The emphasis will be on selecting and applying the appropriate statistical techniques as well as interpretation and reporting of results with the use of a major statistical software. The course is also designed to provide numerous opportunities to critique statistical techniques commonly used in empirical research articles.
Students will be taught how to construct new theories, connect research theory and design to application and practice in the organization. This course will begin to prepare students to identify a research problem, conduct a literature review, and select appropriate research methodology for their dissertation.
Issues of research ethics will be discussed. The course is designed to broaden and deepen student understanding of advanced statistics in multivariate techniques. The emphasis of the course is on practical application of concepts learnt.
To this end, the course is developed to balance theory and application and provides numerous opportunities for application to practical problems.
Students will also complete their second colloquia. This course leads students on an in depth treatment of qualitative research methodology, exploring its theoretical underpinnings and associated methods for design, data collection, interpretation, and reporting of results.
Ethics are emphasized for each stage of research. This course will guide students to develop the methodology and data analysis for their dissertation proposal and research.
Students will also complete their second colloquia if they had not enrolled in GRAD This course focuses on the utilization of epidemiologic studies and techniques as a basis for organizational policy and administrative decision-making.
Students will examine the connection between organizational leadership and social health.
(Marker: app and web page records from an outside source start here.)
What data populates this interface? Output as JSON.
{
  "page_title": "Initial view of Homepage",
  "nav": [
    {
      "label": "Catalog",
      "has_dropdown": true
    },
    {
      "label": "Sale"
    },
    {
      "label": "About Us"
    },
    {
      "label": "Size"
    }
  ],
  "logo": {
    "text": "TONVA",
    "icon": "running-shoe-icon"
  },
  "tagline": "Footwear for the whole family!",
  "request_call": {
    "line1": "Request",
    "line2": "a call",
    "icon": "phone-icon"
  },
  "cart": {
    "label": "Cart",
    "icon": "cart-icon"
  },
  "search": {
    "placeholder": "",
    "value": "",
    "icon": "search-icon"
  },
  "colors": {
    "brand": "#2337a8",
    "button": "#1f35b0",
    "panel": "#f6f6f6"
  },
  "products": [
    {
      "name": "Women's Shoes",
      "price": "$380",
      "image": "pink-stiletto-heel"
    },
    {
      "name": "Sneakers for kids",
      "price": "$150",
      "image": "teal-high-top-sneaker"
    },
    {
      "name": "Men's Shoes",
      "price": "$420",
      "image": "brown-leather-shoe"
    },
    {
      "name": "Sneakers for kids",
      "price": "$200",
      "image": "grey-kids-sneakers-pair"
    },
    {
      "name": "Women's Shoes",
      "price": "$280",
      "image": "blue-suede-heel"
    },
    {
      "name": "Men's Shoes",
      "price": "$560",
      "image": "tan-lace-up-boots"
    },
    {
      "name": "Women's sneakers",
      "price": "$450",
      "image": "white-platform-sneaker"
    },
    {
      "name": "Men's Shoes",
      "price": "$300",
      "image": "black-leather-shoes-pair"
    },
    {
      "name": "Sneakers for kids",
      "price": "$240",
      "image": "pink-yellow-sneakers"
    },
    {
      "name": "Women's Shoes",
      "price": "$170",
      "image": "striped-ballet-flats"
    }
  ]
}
Students will create and recommend organizational strategies that enhance organizational, community, and global health.
Students will examine the impact of existing health policies on healthcare organizations, providers and patients. Students will develop skills to influence and change existing healthcare policies.
Students will also create and propose a new healthcare policy. Students will determine the financial status of a healthcare organization and create strategic plans to sustain healthcare services. This course will also explore the various concepts driving healthcare economics. This course will also critique the use of organizational supplies, human resources, and technology.
Students will compare and contrast several process improvement models with the goal of improving organizational efficiency, patient safety, and service quality.Global leaders must match fine words on migration with urgent action. In this package we examine how GE undertook the massive task of transitioning from a classic conglomerate to a global technology-driven company.
Mar 04, · On his third day in office, US President Donald Trump honoured his election campaign promise to take the United States out of the Trans-Pacific Partnership (TPP).
The move left allies and partners across the Pacific in Asia shell-shocked and may well come to be seen as the turning point in US global. Participants enroll in a specialized track that provides learning experiences within that defined area of interest.
GCTS offers a variety of tracks at any given time on one of the Seminary campuses (South Hamilton MA, Boston MA, or Charlotte NC). 1. Foreword by David Cameron, Prime Minister of the United Kingdom. Corruption is the cancer at the heart of so many of our problems in the world today.
For much of the 20 th century, ideological discussions and debates have centered on liberal versus conservative, left versus right. No longer. The ideological divide of the 21 st century is emerging as globalism versus nationalism.
Since the end of World War II, global integration and technological progress have fueled a new world order centered on free trade, open borders and interdependent.